[Start of section]

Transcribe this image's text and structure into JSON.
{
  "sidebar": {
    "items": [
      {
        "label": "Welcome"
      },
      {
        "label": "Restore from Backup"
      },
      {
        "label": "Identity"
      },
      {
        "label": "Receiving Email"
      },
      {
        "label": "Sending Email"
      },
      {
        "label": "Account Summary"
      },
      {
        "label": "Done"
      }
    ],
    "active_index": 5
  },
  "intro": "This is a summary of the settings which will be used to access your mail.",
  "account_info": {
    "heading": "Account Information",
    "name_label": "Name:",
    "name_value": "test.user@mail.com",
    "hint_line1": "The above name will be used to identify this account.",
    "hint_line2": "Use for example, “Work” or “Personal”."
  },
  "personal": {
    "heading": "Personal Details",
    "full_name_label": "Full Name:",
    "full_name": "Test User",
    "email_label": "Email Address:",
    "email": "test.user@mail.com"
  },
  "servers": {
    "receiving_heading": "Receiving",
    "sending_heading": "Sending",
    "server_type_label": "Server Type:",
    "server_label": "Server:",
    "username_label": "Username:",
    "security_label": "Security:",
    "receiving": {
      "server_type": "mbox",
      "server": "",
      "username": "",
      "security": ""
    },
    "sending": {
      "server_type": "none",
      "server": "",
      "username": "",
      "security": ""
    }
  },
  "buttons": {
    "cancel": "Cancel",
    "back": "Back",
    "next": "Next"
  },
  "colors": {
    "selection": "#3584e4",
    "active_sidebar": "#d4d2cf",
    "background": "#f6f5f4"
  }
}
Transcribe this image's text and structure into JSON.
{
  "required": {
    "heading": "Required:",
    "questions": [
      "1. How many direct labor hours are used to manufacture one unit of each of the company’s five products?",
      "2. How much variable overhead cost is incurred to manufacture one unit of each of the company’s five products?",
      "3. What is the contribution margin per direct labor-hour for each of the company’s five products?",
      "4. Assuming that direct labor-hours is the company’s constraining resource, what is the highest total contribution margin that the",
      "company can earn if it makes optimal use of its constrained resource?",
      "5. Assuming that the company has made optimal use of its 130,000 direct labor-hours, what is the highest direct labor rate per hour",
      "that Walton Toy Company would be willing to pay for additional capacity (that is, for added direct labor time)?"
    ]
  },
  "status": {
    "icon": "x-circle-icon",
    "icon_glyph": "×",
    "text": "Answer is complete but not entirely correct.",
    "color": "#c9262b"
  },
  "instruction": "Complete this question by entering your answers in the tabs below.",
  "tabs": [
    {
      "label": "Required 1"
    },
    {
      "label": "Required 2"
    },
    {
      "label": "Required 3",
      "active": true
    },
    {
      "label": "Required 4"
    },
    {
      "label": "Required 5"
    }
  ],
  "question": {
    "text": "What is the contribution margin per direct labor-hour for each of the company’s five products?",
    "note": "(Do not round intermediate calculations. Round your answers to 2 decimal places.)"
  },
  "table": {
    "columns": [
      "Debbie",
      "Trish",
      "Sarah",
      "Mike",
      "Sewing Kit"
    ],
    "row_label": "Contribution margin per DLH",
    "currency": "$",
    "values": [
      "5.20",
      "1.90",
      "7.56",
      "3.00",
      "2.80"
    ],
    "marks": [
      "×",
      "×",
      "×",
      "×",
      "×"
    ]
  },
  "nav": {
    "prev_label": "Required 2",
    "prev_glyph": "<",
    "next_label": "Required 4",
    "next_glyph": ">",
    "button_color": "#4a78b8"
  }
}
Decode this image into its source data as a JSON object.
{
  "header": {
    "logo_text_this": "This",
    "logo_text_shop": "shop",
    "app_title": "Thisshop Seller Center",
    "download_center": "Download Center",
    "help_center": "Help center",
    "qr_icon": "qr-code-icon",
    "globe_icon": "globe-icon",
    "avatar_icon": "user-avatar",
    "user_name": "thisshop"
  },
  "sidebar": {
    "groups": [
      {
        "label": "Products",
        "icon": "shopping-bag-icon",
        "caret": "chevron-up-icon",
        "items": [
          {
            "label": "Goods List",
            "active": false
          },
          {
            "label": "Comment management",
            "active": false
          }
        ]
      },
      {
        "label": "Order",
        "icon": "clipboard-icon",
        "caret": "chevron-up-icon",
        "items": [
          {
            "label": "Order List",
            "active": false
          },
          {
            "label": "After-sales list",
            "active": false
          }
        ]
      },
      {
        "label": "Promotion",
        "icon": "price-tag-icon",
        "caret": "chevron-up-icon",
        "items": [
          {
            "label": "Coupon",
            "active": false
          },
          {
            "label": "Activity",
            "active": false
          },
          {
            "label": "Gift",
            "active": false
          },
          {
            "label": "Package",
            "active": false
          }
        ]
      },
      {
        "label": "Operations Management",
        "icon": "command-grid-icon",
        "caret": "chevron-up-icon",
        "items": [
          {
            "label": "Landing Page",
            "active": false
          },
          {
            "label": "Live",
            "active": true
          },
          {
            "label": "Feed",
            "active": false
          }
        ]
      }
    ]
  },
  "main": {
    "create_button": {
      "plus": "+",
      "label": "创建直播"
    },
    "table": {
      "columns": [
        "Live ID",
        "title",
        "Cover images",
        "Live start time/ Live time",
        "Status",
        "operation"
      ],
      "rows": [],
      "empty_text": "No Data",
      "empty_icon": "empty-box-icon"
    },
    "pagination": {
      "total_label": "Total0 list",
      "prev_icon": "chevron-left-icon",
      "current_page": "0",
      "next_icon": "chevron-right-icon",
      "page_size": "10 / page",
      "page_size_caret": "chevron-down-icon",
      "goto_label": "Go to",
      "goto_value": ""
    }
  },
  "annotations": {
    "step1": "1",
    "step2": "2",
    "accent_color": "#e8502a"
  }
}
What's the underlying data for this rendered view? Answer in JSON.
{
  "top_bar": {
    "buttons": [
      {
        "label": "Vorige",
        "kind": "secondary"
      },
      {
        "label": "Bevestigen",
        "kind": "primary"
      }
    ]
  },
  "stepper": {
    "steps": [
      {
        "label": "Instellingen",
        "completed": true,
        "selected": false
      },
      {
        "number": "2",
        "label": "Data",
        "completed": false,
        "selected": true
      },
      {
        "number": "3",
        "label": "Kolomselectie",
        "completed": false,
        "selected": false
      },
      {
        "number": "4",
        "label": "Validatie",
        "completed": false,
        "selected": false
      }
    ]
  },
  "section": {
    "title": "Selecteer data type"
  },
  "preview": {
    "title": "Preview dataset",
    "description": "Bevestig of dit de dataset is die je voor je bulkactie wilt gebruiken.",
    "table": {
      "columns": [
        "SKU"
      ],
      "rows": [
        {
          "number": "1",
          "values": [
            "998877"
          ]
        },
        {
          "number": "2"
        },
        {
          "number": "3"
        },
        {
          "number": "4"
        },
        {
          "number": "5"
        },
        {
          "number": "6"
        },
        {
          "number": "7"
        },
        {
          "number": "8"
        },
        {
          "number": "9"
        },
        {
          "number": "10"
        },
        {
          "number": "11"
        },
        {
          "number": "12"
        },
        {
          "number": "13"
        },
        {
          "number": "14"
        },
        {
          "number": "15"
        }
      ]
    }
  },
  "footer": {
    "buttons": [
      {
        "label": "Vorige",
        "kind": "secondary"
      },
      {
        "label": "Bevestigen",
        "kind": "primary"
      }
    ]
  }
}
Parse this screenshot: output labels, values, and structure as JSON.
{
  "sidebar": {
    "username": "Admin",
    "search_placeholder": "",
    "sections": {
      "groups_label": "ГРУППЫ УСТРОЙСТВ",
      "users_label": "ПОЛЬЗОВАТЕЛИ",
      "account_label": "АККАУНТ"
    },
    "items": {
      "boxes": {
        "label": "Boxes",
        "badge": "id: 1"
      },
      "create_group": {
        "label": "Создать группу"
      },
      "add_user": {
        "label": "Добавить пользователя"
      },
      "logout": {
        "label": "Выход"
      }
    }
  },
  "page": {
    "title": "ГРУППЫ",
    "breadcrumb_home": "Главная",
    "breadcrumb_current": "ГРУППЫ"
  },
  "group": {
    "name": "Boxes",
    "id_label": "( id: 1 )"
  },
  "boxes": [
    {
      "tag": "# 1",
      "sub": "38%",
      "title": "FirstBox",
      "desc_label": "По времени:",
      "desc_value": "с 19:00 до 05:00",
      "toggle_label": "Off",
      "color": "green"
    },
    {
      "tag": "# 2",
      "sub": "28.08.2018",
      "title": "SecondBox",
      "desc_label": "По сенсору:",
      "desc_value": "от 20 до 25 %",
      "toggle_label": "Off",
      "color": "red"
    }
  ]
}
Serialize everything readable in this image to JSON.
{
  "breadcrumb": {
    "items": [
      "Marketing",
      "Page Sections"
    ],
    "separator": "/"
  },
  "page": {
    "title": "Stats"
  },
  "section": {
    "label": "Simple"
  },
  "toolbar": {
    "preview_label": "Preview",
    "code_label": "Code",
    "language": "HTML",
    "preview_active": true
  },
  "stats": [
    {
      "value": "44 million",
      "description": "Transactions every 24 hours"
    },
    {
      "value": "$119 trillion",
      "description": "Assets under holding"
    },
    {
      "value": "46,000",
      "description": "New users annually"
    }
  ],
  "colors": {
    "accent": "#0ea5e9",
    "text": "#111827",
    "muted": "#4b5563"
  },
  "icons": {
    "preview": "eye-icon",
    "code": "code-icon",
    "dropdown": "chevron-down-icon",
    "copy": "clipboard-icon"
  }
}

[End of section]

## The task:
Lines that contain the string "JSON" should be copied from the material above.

## Answer box:
Transcribe this image's text and structure into JSON.
Transcribe this image's text and structure into JSON.
Decode this image into its source data as a JSON object.
What's the underlying data for this rendered view? Answer in JSON.
Parse this screenshot: output labels, values, and structure as JSON.
Serialize everything readable in this image to JSON.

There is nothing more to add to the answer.